‘Trump’s Trade War’ airs Tuesday

Tim Grucza, right, filming along one of the narrow alleys of old Beijing with soundman Luo Hao. Grucza is using a hand-held DSLR to keep a low profile while filming in public. (Emma Schwartz/FRONTLINE)

By Haley Samsel

President Trump’s decision to impose tariffs on billions of dollars of Chinese imports has captured headlines for the past year, most recently with Chinese negotiators set to arrive in Washington next week for trade talks. But what’s behind the conflict, and how does it affect American and Chinese industry?

Those questions are at the heart of “Trump’s Trade War,” a new FRONTLINE documentary produced in partnership with National Public Radio and IRW that will air Tuesday.

Laura Sullivan, an NPR correspondent, has been working with FRONTLINE producer Rick Young and his team, co-producers Fritz Kramer and Emma Schwartz and IRW-FRONTLINE Fellow Emily Crawford, to explore what led to Trump’s decision to confront China and how the growing rivalry between the two countries extends far beyond trade and tariffs.

Frontline shooting in Middletown, OH
NPR correspondent  Laura Sullivan waits while the camera crew films. (Emma Schwartz/FRONTLINE)

The stakes are high: Billions of dollars in trade between the U.S. and China, the stability of the system that has governed global trade for decades and the relationship between the world’s greatest powers.

But it’s also about much more. While American and Chinese officials say they will come to a trade agreement soon, the economic rivalry is far from over: In business and especially technology, the competition between American and Chinese businesses is expected to grow.

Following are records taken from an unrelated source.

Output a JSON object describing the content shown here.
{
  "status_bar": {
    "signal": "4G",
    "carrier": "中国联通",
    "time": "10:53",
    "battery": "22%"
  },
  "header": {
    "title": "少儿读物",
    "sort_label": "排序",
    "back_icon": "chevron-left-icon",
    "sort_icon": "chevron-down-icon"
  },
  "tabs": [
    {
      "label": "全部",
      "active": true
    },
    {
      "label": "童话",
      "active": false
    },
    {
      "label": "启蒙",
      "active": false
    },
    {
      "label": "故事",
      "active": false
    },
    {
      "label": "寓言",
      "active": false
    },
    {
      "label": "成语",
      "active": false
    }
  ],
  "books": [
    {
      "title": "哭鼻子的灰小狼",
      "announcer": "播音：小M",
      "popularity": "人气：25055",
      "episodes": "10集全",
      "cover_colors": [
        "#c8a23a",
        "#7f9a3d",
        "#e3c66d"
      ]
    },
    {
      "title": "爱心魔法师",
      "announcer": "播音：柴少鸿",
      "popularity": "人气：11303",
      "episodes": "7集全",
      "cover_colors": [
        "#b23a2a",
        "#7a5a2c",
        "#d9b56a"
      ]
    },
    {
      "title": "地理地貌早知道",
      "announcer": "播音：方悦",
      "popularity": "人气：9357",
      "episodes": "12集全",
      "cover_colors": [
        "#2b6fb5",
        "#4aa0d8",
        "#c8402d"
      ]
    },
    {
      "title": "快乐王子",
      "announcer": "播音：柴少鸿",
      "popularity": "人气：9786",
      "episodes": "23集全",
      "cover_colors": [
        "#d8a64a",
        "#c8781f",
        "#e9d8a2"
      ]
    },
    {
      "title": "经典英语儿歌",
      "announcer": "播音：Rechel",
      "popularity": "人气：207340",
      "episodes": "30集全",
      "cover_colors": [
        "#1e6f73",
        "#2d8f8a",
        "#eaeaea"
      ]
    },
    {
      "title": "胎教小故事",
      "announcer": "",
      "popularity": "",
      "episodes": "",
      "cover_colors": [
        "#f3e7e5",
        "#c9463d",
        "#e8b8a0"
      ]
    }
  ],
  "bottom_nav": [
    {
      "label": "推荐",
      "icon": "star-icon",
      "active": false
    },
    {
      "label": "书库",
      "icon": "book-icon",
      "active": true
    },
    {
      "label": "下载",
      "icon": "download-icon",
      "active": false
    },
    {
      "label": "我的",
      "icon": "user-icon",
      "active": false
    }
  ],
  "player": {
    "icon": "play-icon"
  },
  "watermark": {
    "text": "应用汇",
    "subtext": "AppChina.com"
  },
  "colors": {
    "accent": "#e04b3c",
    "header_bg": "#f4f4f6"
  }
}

If it sounds complicated, that’s because it is. Tune into FRONTLINE online or on PBS on May 7 at 10 p.m. ET (check local listings) to learn more.